Examine each line of the data. Copy the line if it includes the word "selected".

━━ Given data ━━

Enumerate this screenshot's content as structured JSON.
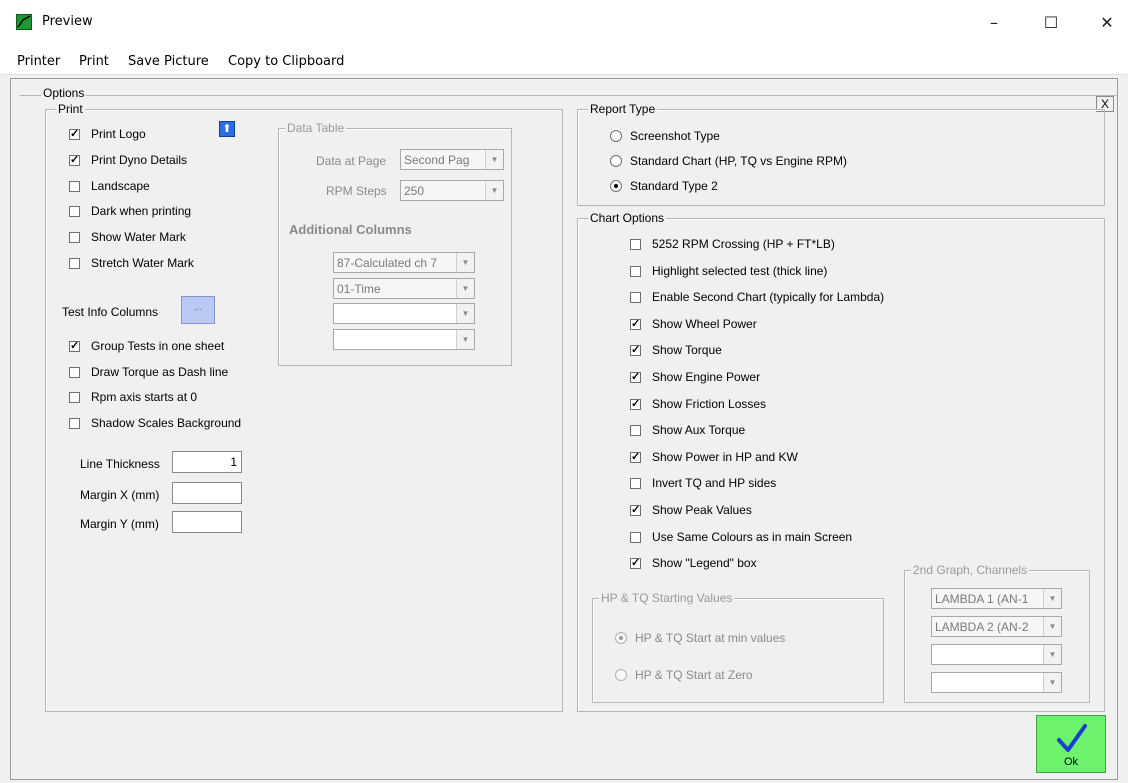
{
  "window": {
    "title": "Preview",
    "minimize": "–",
    "maximize": "☐",
    "close": "✕"
  },
  "menu": [
    "Printer",
    "Print",
    "Save Picture",
    "Copy to Clipboard"
  ],
  "options": {
    "legend": "Options",
    "close_label": "X",
    "print": {
      "legend": "Print",
      "checks": [
        {
          "label": "Print Logo",
          "checked": true
        },
        {
          "label": "Print Dyno Details",
          "checked": true
        },
        {
          "label": "Landscape",
          "checked": false
        },
        {
          "label": "Dark when printing",
          "checked": false
        },
        {
          "label": "Show Water Mark",
          "checked": false
        },
        {
          "label": "Stretch Water Mark",
          "checked": false
        }
      ],
      "test_info_label": "Test Info Columns",
      "more_button": "...",
      "checks2": [
        {
          "label": "Group Tests in one sheet",
          "checked": true
        },
        {
          "label": "Draw Torque as Dash line",
          "checked": false
        },
        {
          "label": "Rpm axis starts at 0",
          "checked": false
        },
        {
          "label": "Shadow Scales Background",
          "checked": false
        }
      ],
      "line_thickness_label": "Line Thickness",
      "line_thickness_value": "1",
      "margin_x_label": "Margin X (mm)",
      "margin_x_value": "",
      "margin_y_label": "Margin Y (mm)",
      "margin_y_value": ""
    },
    "data_table": {
      "legend": "Data Table",
      "data_at_page_label": "Data at Page",
      "data_at_page_value": "Second Pag",
      "rpm_steps_label": "RPM Steps",
      "rpm_steps_value": "250",
      "additional_columns_label": "Additional Columns",
      "columns": [
        "87-Calculated ch 7",
        "01-Time",
        "",
        ""
      ]
    },
    "report_type": {
      "legend": "Report Type",
      "items": [
        {
          "label": "Screenshot Type",
          "selected": false
        },
        {
          "label": "Standard Chart (HP, TQ vs Engine RPM)",
          "selected": false
        },
        {
          "label": "Standard Type 2",
          "selected": true
        }
      ]
    },
    "chart_options": {
      "legend": "Chart Options",
      "checks": [
        {
          "label": "5252 RPM Crossing (HP + FT*LB)",
          "checked": false
        },
        {
          "label": "Highlight selected test (thick line)",
          "checked": false
        },
        {
          "label": "Enable Second Chart (typically for Lambda)",
          "checked": false
        },
        {
          "label": "Show Wheel Power",
          "checked": true
        },
        {
          "label": "Show Torque",
          "checked": true
        },
        {
          "label": "Show Engine Power",
          "checked": true
        },
        {
          "label": "Show Friction Losses",
          "checked": true
        },
        {
          "label": "Show Aux Torque",
          "checked": false
        },
        {
          "label": "Show Power in HP and KW",
          "checked": true
        },
        {
          "label": "Invert TQ and HP sides",
          "checked": false
        },
        {
          "label": "Show Peak Values",
          "checked": true
        },
        {
          "label": "Use Same Colours as in main Screen",
          "checked": false
        },
        {
          "label": "Show \"Legend\" box",
          "checked": true
        }
      ],
      "starting_values": {
        "legend": "HP & TQ Starting Values",
        "items": [
          {
            "label": "HP & TQ Start at min values",
            "selected": true
          },
          {
            "label": "HP & TQ Start at Zero",
            "selected": false
          }
        ]
      },
      "second_graph": {
        "legend": "2nd Graph, Channels",
        "channels": [
          "LAMBDA 1 (AN-1",
          "LAMBDA 2 (AN-2",
          "",
          ""
        ]
      }
    }
  },
  "ok_button": {
    "label": "Ok"
  },
  "colors": {
    "ok_green": "#6cf26c",
    "checkmark_blue": "#1a3fd0"
  }
}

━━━

## Answer
          "selected": false
          "selected": false
          "selected": true
          "label": "Highlight selected test (thick line)",
            "selected": true
            "selected": false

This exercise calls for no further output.